Wouldn’t it be nice if all our decisions were the results of clear, rational, deductive reasoning? Of course they rarely are. A full range of emotions influence decision-making and experts in the field will look at fear and our transportation decisions following 9/11, psychic numbing and genocide and the effect of emotions on risky choices during the Association for Psychological Science annual convention in Chicago, from May 24-27, 2012.
Ben R. Newell from the University of New South Wales will moderate the panel discussion. His research has shown that the best way to understand how and why decisions are made is in the context of the learning that precedes them and the feedback that follows them. Ben R Newell, Associate Professor, Psychology Faculty of Science, University of New South Wales, firstname.lastname@example.org
Saturday, May 26, 9:00 AM -10:20 AM

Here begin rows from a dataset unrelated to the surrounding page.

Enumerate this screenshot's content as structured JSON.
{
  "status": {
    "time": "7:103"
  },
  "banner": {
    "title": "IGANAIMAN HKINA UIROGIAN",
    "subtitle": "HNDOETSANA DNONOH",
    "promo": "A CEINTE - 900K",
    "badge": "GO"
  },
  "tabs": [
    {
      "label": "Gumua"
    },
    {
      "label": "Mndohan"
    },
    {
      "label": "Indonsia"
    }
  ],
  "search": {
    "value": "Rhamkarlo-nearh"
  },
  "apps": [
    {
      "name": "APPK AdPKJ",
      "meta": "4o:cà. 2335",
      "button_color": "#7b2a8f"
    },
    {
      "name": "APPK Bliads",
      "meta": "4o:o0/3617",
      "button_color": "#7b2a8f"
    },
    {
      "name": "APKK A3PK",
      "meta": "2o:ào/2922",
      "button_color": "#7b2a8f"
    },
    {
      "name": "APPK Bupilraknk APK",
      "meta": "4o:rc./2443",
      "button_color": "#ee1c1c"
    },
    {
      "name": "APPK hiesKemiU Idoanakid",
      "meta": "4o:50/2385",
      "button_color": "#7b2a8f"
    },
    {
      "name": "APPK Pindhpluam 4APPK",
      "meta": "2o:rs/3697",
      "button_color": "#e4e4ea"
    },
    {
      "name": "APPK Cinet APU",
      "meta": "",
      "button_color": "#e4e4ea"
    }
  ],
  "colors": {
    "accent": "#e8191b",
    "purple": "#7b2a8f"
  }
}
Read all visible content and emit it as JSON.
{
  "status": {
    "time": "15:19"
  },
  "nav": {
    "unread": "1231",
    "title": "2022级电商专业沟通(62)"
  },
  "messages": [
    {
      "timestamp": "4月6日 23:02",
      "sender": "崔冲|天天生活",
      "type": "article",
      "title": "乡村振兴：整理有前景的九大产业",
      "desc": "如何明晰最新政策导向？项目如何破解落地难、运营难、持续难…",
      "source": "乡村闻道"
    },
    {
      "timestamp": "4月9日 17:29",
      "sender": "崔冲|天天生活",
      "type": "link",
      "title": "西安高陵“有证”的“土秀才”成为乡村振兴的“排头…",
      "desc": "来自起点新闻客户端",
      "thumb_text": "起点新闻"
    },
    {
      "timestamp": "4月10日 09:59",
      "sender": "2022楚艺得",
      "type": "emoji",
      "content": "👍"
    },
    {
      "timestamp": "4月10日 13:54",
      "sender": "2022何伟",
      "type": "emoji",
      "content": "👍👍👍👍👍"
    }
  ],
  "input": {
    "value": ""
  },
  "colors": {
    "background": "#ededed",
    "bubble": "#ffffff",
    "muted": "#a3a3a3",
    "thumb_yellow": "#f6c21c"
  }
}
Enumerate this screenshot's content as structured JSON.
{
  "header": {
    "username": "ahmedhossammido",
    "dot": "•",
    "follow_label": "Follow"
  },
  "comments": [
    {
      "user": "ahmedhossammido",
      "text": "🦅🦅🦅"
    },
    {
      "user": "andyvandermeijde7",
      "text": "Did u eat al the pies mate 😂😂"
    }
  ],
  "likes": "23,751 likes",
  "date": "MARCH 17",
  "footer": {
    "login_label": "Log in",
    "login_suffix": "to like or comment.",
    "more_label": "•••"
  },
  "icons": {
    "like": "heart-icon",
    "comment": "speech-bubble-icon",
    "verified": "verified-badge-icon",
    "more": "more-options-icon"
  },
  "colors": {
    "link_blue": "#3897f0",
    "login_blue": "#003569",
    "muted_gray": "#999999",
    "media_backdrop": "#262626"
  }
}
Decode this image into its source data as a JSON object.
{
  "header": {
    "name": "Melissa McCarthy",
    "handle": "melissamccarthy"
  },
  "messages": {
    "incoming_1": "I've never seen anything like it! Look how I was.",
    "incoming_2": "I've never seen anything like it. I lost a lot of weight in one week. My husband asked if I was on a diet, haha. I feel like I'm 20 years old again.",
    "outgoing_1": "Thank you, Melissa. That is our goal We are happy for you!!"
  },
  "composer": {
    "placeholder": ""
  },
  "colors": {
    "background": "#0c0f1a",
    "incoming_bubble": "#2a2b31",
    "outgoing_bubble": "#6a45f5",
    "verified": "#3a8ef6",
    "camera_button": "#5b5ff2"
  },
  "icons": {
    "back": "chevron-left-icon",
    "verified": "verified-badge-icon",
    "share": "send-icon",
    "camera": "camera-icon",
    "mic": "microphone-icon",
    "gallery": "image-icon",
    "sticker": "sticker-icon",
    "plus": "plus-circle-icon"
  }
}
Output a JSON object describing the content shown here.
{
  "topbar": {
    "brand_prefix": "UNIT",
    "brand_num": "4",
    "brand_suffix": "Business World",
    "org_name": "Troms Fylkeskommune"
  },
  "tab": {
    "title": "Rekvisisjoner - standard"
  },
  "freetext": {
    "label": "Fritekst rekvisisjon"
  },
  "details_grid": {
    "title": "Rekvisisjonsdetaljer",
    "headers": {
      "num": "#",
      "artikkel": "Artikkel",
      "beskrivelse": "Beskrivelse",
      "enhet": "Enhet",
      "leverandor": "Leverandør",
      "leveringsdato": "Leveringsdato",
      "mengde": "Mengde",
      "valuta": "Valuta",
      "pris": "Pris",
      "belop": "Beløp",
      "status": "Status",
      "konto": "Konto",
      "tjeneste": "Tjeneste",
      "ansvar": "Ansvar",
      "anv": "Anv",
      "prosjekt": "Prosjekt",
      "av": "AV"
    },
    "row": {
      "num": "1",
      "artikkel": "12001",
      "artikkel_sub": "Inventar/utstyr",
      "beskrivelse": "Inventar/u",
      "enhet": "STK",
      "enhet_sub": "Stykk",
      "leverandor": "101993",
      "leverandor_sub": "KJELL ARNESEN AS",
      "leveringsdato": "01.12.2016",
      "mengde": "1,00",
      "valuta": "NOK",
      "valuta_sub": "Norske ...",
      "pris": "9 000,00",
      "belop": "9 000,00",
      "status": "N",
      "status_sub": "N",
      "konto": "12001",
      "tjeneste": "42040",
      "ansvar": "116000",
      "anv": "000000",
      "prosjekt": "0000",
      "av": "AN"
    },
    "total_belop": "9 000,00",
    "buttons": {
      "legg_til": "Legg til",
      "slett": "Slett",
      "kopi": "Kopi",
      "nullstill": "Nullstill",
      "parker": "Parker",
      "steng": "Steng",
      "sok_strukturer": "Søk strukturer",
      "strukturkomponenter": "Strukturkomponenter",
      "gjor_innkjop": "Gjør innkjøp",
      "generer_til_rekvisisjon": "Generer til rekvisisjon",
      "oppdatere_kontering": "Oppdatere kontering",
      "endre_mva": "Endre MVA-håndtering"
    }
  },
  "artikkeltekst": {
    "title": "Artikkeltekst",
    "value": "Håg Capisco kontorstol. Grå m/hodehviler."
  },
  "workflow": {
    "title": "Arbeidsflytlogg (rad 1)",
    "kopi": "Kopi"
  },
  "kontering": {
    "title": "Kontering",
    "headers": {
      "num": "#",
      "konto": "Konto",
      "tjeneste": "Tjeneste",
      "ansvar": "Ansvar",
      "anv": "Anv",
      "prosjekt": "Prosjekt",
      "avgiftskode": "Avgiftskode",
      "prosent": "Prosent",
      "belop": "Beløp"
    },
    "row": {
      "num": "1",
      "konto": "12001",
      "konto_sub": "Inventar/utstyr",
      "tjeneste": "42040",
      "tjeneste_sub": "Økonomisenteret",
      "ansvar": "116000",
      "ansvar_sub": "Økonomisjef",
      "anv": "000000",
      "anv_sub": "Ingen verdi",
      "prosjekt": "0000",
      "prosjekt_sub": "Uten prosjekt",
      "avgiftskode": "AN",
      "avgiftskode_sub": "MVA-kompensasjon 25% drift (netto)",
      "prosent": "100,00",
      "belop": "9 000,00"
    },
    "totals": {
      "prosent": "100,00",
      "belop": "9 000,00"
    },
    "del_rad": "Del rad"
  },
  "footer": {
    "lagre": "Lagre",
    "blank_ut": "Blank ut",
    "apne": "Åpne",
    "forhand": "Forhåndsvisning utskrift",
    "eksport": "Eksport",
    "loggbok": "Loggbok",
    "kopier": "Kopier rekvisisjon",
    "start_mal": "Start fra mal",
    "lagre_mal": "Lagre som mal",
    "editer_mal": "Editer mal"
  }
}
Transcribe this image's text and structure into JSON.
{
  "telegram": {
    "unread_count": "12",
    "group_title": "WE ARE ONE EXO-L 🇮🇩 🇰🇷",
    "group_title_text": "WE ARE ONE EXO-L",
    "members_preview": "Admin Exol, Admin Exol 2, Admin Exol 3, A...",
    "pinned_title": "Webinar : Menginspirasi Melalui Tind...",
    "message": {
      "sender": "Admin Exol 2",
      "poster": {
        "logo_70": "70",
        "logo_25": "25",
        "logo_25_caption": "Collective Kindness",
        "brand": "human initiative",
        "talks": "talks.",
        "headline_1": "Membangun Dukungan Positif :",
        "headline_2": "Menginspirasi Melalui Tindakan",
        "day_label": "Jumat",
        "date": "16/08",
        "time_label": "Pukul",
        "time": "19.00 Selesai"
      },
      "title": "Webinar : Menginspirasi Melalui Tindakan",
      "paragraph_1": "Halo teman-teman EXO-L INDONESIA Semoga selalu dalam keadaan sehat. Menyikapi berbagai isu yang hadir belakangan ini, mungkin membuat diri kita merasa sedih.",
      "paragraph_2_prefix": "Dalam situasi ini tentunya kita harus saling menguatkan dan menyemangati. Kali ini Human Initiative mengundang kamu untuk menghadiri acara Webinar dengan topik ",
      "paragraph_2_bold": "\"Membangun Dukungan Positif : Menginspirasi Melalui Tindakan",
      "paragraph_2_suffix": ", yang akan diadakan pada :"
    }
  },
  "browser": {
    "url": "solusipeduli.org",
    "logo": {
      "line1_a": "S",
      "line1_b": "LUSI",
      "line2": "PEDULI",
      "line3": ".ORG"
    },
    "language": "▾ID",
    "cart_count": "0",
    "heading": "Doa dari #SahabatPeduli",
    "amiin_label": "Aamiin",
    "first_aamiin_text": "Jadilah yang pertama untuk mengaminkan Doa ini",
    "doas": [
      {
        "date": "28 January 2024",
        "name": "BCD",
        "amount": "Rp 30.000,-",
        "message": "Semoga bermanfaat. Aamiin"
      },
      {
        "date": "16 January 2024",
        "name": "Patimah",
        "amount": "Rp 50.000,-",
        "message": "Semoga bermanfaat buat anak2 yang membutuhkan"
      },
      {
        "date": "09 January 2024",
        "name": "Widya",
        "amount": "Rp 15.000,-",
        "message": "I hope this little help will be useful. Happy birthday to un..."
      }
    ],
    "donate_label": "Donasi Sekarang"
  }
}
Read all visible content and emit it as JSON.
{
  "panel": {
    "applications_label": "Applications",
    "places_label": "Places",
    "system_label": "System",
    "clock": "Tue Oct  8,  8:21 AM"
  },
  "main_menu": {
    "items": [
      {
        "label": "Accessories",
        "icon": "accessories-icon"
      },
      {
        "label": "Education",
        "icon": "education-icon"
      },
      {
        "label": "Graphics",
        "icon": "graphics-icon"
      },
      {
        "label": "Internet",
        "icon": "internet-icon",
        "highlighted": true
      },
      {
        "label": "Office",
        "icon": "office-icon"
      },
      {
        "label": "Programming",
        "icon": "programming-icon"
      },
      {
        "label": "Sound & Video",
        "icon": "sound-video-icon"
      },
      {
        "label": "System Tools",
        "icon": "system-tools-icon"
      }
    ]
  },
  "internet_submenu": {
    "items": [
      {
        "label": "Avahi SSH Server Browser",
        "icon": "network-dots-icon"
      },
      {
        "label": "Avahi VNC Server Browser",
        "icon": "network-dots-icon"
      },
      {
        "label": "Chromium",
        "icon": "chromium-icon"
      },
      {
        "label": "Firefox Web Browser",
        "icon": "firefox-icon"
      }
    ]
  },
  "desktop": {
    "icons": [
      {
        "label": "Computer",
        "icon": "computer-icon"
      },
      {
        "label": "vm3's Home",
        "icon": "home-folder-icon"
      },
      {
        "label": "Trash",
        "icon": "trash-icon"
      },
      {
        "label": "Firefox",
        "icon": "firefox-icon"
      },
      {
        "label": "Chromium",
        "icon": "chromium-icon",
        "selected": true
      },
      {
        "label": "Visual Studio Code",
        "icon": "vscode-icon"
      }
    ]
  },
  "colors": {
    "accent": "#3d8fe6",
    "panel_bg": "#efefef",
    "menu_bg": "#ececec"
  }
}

- After the 9/11 attacks many people decided that they would prefer to take the extra time to drive somewhere than risk their lives on an airplane. Subsequently, research argued that, in fact, the switch from airplanes to cars actually resulted in 1500 more fatalities. After the bombing of the London Subway in July 2005 that killed approximately 50 people and injured hundreds, Peter Ayton compared fatalities on the subway with fatalities of bicycle riders. In this session he will discuss the 9/11 research in the light of his own findings. Peter Ayton, Professor of Psychology, City University of London P.Ayton@city.ac.uk
- Most people are caring and will do whatever they can to help someone who might be suffering. And yet, when we hear about genocide and other mass atrocities, why is it so difficult to experience outrage or the same simple human empathy? One mechanism involves “psychic numbing”, the experience of almost indifference that is the response to statistics about mass murders or genocides. Paul Slovic will examine the mechanisms for our intuitive moral feelings and discuss how they cannot be trusted to motivate proper action against events that are at once so horrifying and yet so difficult to apprehend. Paul Slovic, Professor of Psychology, University of Oregon, email@example.com.
- A decision can make us happy or sad. It can make us feel as if we gained something or lost something of value. How do these emotions affect — both directly and indirectly — choices that might be considered risky. Choices that are especially complex, yielding multiple outcomes with all sorts of gains and losses will be discussed by John W Payne from Duke University. Neuroscience has offered new insights into the way the brain functions when faced with complex decisions, and this will be one component of his presentation. John W. Payne, Professor of Management, Fuqua School of Business, Duke University, firstname.lastname@example.org
News media may register to attend the conference for free at http://www.psychologicalscience.org/index.php/convention/aps-23rd-annual-convention-2011-press-information